“Life, Liberty, and the pursuit of Happiness,” those are the three virtues bestowed on American citizens as dubbed by the Declaration of Independence. Notice the attention to wording when saying “pursuit” of happiness; though one may never get happiness, you are allowed to go for whatever you determine to provide happiness to you. London in Brave New World makes attaining happiness very simple; by devaluing both liberty and life, you are able to obtain happiness.
The conditioning of people from birth to death sets the boundaries of a person, determining both what is considered “happiness” and, more strictly, what isn’t. When everything is meticulously planned out and limits are set, then a person does not realize what they’re missing something and must by default be happy; the old adage of “ignorance is bliss” comes to mind. And Mustapha Mond/the other controllers of the world realize this:
“‘Because our world is not the same as Othello’s world. You can’t make flivvers without steel‒and you can’t make tragedies without social instability. The world’s stable now. People are happy; they get what they want, and they never want what they can’t get.’” (p.198)
“… and they never want what they can’t get,” the conditioning that everyone undergoes prevents people from even yearning for something more. This clearly eliminates a person’s ability to have free-will; meaning you can’t choose how you attain happiness, happiness is given to you and you accept it because the scope of your understanding is limited strictly by your worldview. But in turn, this is a limiter on people’s ability to live life the way they want to and are thus not free.
But even happiness itself is an obstacle, because how can you be happy while not knowing what other emotions are. We know what darkness is because we have light, and so on. The struggle of getting happiness in turn creates dullness:
“‘Of course it does. Actual happiness always looks pretty squalid in comparison with the overcompensations of misery.

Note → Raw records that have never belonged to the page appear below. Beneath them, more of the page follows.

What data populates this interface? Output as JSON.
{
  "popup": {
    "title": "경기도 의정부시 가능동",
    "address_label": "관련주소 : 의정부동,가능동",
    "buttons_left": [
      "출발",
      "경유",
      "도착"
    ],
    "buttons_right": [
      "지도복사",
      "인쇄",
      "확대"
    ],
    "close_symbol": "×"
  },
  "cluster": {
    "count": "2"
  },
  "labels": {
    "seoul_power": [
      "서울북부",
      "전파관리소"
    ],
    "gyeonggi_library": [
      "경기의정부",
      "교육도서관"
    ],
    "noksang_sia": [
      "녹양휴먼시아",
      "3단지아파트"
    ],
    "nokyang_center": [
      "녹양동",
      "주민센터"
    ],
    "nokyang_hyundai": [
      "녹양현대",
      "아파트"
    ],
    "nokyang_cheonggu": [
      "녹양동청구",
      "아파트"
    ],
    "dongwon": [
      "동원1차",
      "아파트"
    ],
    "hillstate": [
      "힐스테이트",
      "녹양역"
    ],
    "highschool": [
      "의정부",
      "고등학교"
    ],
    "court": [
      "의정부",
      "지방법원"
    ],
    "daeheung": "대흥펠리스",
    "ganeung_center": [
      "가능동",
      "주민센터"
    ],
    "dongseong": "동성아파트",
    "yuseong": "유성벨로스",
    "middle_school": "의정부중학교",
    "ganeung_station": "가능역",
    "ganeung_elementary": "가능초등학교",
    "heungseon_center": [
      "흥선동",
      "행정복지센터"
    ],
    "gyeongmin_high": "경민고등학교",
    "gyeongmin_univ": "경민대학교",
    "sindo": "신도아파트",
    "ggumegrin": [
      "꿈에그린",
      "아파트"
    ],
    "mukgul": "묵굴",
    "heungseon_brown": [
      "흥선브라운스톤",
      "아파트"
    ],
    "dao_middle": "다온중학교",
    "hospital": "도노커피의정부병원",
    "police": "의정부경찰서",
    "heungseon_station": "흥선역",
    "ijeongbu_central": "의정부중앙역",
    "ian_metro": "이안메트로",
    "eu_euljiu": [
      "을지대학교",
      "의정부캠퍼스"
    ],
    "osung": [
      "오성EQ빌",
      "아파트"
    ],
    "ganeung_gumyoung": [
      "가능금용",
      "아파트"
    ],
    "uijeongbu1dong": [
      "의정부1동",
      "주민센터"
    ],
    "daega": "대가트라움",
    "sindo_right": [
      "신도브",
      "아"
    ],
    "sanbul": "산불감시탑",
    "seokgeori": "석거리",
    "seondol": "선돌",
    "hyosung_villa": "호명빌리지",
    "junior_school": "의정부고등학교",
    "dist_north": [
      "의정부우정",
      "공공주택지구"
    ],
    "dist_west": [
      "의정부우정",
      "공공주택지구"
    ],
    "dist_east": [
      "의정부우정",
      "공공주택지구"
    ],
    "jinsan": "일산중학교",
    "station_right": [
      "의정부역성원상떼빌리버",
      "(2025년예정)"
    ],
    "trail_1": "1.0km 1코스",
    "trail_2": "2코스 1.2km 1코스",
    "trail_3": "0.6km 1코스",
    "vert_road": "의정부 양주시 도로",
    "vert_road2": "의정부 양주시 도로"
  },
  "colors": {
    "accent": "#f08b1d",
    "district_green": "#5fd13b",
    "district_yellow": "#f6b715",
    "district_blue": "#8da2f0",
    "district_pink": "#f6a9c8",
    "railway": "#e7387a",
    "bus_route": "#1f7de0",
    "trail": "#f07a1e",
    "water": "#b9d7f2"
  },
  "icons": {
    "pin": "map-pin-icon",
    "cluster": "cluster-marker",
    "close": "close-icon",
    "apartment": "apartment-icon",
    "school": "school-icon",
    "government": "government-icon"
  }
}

And, of course, stability isn’t nearly so spectacular as instability. And being contented has none of the glamour of a good fight against misfortune, none of the picturesqueness of a struggle with temptation, or a fatal overthrow by passion or doubt. Happiness is never grand.’” (p.199)
There is no point to living without having a struggle, which is why we in our society “pursue” happiness rather than full on obtain it. The journey is more rewarding than the destination; as shown with John appreciating self-sacrifice (self-flagellation) more than being given everything, seen throughout the entire last chapter of the novel.
In the end, real happiness is obtained through the ability to freely think about what you want to do and then go after it. Helmholtz and even the Controller both strive to do more than be complacent with being constantly, positively stimulated:
“…Anything for a quiet life. We’ve gone on controlling ever since. It hasn’t been very good for truth, of course. But it’s been very good for happiness. One can’t have something for nothing. Happiness has got to be paid for. You’re paying for it, Mr.Watson‒paying because you happen to be too much interested in beauty. I was too much interested in truth; I paid too.” (p.205)
Helmholtz, loving the idea of being expressive, is not happy because he’s shackled by the ability of having free-will and knowing he wants to do more in a world that universally sees happiness as over-stimulation of sex and drugs. The Controller, in an oddly sympathetic way, is striving to make everyone else happy and to maintain a status quo; that’s his goal in life, to make everyone else happy while suffering himself to not pursue his true passion of science.
So are you truly happy when you’re completely complacent with yourself and what you currently have? Or are you happy when you do what you want to do, yearning to make more out of what you don’t currently have/achieved? In other words, should you strive for happiness or for freedom?